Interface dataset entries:
********************

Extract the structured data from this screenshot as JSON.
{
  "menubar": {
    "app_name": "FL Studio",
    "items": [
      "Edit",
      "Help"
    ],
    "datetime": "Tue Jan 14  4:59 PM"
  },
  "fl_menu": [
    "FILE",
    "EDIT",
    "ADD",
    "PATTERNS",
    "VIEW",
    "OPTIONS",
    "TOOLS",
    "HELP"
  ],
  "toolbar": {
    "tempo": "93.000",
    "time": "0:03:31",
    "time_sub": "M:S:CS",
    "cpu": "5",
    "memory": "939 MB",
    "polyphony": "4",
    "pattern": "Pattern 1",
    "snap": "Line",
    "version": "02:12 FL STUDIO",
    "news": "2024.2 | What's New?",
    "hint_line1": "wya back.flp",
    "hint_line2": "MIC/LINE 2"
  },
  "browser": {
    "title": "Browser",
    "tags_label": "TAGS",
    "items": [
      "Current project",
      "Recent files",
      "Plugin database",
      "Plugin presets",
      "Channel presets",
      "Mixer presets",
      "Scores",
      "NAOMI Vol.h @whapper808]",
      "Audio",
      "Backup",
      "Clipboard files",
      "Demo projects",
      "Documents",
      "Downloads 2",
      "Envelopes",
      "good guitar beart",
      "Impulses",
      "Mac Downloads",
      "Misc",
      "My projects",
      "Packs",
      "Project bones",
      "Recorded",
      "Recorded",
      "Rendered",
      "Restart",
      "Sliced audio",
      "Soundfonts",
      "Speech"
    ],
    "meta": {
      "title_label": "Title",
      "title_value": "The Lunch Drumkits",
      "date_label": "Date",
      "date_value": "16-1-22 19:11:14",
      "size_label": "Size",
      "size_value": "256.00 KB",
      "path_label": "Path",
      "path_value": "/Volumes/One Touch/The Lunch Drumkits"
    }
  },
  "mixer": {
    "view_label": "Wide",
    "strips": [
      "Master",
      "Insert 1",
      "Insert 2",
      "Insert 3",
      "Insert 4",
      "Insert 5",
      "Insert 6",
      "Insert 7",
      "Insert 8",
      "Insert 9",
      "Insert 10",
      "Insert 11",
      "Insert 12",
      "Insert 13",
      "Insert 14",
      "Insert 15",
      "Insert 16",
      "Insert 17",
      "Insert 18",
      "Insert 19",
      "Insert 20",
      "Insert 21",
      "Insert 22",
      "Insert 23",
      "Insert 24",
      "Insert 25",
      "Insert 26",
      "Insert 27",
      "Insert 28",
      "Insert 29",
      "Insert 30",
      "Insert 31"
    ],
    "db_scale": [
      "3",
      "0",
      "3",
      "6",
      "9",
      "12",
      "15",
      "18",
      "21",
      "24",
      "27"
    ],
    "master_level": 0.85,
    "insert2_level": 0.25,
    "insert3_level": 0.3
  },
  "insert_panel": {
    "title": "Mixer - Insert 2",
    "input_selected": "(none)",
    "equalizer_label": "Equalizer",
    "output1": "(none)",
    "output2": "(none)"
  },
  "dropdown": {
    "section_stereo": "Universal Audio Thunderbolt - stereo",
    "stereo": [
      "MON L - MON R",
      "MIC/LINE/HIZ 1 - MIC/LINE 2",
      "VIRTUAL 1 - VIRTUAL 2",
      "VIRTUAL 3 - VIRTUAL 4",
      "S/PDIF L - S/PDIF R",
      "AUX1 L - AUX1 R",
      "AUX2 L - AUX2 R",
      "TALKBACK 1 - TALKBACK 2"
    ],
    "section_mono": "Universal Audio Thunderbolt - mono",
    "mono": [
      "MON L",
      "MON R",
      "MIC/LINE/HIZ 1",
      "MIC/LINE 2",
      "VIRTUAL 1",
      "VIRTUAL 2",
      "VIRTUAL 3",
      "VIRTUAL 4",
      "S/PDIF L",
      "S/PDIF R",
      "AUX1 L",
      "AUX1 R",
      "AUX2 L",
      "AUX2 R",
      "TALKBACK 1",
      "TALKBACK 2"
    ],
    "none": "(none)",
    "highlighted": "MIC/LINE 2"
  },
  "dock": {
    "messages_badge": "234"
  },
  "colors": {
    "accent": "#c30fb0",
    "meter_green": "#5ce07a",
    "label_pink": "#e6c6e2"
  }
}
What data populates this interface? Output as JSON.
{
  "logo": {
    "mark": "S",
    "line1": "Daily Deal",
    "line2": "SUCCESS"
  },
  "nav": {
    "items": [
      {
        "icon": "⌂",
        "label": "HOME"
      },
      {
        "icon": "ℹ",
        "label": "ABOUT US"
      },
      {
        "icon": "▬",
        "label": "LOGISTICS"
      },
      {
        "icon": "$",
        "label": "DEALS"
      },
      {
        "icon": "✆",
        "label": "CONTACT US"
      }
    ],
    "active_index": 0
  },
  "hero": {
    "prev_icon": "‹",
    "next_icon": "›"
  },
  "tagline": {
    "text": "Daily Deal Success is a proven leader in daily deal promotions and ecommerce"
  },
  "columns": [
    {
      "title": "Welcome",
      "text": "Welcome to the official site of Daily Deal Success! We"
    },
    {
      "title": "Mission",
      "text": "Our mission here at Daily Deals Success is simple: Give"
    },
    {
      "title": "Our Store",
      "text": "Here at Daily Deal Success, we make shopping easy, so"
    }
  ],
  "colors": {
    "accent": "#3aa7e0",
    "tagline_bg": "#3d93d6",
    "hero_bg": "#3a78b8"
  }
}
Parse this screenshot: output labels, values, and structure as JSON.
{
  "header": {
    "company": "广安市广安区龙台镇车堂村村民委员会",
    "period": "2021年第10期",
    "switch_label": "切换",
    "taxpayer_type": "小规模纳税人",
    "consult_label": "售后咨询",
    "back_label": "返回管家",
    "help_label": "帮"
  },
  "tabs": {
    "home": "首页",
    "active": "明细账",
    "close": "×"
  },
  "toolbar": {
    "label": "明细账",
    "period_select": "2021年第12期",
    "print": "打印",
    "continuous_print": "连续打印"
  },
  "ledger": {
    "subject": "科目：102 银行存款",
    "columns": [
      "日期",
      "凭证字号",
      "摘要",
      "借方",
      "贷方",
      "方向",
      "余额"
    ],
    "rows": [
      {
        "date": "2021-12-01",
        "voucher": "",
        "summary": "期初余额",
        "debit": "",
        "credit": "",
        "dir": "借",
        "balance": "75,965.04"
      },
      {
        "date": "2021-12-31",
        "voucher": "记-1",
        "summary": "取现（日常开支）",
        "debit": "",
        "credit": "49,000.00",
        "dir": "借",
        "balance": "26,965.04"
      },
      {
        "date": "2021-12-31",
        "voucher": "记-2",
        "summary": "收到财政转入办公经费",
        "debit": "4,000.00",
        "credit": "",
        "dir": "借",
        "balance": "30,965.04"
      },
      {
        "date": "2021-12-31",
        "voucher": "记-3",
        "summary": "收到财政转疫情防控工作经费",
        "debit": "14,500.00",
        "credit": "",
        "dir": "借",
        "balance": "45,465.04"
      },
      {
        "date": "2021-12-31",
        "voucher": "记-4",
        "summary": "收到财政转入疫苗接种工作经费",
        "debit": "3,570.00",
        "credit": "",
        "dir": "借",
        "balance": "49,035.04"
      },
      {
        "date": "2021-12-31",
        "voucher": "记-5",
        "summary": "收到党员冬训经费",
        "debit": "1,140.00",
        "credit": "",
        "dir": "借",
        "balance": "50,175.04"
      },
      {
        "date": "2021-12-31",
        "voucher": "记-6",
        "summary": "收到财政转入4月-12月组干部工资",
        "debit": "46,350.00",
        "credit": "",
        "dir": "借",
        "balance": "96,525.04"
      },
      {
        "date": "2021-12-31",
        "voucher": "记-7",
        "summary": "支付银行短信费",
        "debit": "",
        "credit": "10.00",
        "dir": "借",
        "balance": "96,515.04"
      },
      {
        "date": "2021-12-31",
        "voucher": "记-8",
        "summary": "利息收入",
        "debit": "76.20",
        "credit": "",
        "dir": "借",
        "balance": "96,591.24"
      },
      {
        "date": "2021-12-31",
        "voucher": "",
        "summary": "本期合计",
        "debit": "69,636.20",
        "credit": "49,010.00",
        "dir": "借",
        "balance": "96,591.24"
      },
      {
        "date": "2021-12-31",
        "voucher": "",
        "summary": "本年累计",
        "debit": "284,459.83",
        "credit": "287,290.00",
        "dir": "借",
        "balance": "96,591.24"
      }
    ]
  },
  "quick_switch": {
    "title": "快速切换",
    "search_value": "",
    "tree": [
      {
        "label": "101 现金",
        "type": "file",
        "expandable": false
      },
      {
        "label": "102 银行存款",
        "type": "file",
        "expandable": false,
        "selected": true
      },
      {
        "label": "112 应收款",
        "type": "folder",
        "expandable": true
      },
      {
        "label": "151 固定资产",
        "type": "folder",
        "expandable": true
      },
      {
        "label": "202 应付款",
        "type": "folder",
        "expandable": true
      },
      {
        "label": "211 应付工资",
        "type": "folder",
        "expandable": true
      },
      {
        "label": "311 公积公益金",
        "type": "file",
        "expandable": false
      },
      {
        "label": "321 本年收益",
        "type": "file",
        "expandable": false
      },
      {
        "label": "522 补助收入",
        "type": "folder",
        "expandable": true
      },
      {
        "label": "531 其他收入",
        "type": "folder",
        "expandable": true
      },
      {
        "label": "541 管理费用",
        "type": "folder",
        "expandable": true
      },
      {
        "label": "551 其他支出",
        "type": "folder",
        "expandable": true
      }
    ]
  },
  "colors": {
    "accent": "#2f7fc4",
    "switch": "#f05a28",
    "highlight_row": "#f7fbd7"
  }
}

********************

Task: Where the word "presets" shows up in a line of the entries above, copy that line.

Solution for this exercise:
      "Plugin presets",
      "Channel presets",
      "Mixer presets",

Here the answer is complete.